I’ve heard far too many stories of families separated by immigration. We hear about families reuniting but rarely do we hear about the difficulties they face trying to re-adapt to each other and make up for lost time. Danticat brings these issues to the forefront.
Despite depicting some of Haiti’s violent history, it was a hopeful book, one infused with Haitian thought and mentality, mostly through stories, songs and the grandmother’s wisdom, the grandmother, who like mine, has been preparing for her own funeral for years. The part about the grandmother definitely touched me; it hit very close to home.
The descriptions of Haiti were evocative; it felt like Danticat was drawing from her own memories there:
“The mid-morning sky looked like an old quilt, with long bands of red and indigo stretching their way past drifting clouds. Like everything else, eventually even the rainbows disappeared.”
I know this book will speak a lot to a lot of immigrants, especially those who question where home is. Being stuck between two worlds as well as experiencing the generation gap is a double whammy for many immigrant kids. Old practices continue to take place in their new home; however, with a new westernized mentality it can all be hard to take. The unbelievable stress a young immigrant faces having to live up to high expectations, after all their family sacrificed so much for them to have a better life is something that is a real issue:

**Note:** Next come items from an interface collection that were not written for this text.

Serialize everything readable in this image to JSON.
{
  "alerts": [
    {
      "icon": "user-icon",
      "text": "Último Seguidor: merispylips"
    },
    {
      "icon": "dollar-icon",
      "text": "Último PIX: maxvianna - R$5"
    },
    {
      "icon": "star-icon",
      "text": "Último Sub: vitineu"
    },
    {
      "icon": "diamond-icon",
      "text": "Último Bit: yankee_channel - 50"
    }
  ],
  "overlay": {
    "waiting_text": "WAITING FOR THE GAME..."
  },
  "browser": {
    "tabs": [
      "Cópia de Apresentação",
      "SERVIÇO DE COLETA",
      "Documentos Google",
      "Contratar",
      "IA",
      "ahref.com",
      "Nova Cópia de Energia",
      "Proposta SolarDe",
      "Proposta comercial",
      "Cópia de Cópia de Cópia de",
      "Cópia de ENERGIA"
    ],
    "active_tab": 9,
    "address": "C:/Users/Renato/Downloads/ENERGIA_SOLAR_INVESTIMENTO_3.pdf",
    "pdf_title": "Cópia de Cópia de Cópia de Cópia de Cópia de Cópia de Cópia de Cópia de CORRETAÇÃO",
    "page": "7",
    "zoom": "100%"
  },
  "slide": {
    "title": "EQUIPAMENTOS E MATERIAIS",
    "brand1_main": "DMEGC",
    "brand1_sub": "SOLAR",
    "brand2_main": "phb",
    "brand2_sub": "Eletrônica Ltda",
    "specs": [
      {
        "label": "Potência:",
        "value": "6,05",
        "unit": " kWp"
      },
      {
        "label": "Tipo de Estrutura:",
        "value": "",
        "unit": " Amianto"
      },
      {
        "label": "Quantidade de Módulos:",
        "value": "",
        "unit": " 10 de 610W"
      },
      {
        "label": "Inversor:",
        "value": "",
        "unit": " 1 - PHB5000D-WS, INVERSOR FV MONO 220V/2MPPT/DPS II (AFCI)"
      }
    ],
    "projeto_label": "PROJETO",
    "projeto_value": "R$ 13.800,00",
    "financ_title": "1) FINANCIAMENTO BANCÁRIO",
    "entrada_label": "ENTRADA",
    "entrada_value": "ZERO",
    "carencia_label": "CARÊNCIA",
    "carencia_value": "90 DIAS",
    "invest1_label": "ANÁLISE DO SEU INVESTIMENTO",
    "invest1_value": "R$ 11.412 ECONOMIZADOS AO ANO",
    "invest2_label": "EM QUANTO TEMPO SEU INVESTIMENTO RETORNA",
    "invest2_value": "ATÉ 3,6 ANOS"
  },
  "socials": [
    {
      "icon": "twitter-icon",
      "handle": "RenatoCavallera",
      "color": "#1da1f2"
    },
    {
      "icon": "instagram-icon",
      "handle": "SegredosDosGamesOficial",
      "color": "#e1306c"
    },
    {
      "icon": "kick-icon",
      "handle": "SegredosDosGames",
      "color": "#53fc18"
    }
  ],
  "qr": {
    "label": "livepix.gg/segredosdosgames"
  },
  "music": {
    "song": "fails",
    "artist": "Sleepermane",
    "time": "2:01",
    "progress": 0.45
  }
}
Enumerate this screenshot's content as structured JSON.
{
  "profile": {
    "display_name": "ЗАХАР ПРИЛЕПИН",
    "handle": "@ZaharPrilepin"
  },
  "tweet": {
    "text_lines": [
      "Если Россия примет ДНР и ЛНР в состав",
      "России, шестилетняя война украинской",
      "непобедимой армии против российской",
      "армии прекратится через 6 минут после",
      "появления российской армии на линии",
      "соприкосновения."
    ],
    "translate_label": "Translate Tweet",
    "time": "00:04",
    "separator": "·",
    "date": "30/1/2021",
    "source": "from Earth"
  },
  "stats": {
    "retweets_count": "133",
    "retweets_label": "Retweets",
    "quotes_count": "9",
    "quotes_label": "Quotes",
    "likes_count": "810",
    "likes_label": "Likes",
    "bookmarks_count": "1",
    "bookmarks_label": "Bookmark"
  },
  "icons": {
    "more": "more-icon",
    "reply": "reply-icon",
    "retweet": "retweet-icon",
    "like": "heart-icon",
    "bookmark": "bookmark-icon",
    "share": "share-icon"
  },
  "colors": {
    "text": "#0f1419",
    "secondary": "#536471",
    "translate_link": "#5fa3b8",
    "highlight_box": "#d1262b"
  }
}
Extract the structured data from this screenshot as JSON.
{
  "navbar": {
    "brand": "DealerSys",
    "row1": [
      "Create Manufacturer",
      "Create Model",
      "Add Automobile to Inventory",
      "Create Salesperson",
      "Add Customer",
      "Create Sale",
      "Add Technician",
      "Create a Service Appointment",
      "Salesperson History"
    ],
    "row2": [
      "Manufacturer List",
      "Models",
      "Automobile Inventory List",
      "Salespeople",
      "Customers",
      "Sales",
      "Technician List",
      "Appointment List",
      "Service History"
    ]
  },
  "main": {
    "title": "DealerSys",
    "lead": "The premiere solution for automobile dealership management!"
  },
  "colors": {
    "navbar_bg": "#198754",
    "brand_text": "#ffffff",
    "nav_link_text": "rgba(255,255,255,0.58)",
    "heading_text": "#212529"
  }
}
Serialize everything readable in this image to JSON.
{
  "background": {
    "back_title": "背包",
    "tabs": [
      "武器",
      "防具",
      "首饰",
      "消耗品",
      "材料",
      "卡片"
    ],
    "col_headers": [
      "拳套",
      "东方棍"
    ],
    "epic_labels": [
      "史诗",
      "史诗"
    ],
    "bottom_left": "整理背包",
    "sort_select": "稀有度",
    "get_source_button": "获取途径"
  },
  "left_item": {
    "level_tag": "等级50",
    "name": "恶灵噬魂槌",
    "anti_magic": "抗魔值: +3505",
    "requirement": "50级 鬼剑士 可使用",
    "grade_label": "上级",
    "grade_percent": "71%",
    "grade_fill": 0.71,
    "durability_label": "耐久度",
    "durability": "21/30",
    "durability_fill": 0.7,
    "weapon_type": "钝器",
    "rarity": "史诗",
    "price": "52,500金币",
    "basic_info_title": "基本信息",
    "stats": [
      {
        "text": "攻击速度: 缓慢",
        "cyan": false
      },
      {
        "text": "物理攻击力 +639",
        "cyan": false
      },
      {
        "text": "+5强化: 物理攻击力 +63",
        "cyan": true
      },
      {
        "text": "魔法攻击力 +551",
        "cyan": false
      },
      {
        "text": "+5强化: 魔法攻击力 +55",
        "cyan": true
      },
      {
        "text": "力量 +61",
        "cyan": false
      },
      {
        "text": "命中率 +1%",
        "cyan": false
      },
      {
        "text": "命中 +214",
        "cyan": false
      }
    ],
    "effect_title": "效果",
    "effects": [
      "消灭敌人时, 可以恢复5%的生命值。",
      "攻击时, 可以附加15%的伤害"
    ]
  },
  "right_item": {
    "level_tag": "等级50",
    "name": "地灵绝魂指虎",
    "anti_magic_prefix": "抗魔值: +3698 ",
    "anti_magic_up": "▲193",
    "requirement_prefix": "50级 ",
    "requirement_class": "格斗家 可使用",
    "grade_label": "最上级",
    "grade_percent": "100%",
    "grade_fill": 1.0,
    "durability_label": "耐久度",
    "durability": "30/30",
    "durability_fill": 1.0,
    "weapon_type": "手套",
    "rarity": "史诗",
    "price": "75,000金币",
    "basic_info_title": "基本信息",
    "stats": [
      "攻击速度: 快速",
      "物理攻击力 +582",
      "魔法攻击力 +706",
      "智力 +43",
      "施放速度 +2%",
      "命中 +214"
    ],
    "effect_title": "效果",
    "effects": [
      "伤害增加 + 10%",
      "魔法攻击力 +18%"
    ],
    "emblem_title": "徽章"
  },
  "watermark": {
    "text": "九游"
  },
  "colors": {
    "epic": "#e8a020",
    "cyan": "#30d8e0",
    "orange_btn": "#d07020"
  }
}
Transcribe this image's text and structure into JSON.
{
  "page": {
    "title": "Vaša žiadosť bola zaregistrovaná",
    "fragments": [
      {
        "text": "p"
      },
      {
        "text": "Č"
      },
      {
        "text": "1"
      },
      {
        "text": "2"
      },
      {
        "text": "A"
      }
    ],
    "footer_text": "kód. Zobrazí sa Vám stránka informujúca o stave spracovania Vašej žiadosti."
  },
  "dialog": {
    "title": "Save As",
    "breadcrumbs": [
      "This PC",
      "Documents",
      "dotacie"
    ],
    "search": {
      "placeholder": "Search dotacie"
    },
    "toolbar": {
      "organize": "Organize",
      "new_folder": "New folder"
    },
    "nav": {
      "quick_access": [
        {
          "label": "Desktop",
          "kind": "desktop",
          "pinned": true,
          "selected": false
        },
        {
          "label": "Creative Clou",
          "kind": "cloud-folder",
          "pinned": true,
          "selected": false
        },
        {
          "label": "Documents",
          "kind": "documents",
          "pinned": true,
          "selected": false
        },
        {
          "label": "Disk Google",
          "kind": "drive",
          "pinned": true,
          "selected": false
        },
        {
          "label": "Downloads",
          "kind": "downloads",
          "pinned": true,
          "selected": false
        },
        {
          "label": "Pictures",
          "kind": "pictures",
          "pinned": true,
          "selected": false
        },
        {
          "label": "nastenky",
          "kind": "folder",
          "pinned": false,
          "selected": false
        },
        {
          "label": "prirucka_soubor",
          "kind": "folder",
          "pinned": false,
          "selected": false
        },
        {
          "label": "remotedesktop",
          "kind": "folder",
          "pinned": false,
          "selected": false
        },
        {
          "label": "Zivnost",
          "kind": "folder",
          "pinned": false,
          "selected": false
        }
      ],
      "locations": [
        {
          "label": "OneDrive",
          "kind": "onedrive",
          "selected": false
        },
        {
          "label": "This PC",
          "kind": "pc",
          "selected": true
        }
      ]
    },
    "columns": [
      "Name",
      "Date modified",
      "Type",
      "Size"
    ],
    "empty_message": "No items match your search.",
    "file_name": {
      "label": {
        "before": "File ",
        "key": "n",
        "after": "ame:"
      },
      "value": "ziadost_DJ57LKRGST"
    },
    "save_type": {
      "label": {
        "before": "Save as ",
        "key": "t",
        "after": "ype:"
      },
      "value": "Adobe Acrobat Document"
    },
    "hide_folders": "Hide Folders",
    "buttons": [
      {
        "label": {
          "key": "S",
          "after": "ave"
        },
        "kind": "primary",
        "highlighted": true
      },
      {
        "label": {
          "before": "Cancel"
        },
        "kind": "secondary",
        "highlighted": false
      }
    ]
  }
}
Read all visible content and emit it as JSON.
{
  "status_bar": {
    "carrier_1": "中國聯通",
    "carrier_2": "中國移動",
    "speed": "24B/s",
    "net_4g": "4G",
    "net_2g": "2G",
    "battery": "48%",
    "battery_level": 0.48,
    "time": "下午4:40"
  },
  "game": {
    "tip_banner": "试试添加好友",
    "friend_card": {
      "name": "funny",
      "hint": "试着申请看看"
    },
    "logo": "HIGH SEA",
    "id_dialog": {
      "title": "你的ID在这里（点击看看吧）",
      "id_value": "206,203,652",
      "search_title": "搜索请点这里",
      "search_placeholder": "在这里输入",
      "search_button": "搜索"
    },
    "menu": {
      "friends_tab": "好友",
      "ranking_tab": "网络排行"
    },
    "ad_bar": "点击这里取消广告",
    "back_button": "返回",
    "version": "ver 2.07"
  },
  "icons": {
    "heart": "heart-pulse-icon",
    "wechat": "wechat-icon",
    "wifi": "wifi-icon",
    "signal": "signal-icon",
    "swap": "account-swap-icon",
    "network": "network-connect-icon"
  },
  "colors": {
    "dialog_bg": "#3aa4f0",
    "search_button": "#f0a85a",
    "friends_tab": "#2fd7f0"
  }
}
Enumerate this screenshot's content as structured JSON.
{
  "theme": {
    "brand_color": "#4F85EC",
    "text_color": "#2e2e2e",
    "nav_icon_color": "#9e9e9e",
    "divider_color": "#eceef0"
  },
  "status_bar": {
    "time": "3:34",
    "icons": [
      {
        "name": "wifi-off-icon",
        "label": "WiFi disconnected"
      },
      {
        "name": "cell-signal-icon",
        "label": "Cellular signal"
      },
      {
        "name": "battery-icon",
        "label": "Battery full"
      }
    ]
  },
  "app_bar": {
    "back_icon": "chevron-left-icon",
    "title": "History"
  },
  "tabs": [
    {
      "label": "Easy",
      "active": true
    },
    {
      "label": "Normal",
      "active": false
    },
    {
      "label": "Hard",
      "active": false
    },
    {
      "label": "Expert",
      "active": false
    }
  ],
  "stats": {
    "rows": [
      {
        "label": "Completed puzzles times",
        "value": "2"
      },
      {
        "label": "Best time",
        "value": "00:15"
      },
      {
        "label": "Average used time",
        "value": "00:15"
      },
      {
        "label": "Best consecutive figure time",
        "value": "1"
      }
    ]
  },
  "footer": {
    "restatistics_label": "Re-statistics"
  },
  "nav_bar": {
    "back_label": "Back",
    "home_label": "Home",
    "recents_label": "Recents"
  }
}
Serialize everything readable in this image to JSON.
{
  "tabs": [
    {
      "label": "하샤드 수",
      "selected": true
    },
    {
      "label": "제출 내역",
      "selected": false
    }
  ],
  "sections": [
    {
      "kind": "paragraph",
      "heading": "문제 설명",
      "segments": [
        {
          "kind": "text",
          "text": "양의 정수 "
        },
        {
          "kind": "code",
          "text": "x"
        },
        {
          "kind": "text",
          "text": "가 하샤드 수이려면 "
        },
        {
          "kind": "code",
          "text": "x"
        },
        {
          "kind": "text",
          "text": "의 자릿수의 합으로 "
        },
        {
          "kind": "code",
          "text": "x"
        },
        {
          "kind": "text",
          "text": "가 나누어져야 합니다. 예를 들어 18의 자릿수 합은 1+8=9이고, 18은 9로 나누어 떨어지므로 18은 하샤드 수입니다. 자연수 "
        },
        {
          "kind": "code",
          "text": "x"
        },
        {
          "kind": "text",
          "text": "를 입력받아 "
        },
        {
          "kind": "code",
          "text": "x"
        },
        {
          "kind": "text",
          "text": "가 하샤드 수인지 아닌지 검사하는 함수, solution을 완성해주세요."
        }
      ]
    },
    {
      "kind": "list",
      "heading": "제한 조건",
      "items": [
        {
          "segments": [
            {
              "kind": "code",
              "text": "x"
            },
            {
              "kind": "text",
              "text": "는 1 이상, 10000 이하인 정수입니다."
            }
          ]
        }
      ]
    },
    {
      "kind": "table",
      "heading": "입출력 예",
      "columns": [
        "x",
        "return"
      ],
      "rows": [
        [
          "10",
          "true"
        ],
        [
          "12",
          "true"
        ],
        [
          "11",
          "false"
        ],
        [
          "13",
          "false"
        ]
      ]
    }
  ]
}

“If you make something of yourself in life, we will all succeed. You can raise our heads.”
Reading this made me dwell on how much the world is changing. My first language is different from my mother’s and my grandparents’, I can’t even communicate with some of my relatives because we don’t have a language in common. My relatives are spread out all across the globe. Changes beget changes and questions about identity and the value of tradition abound.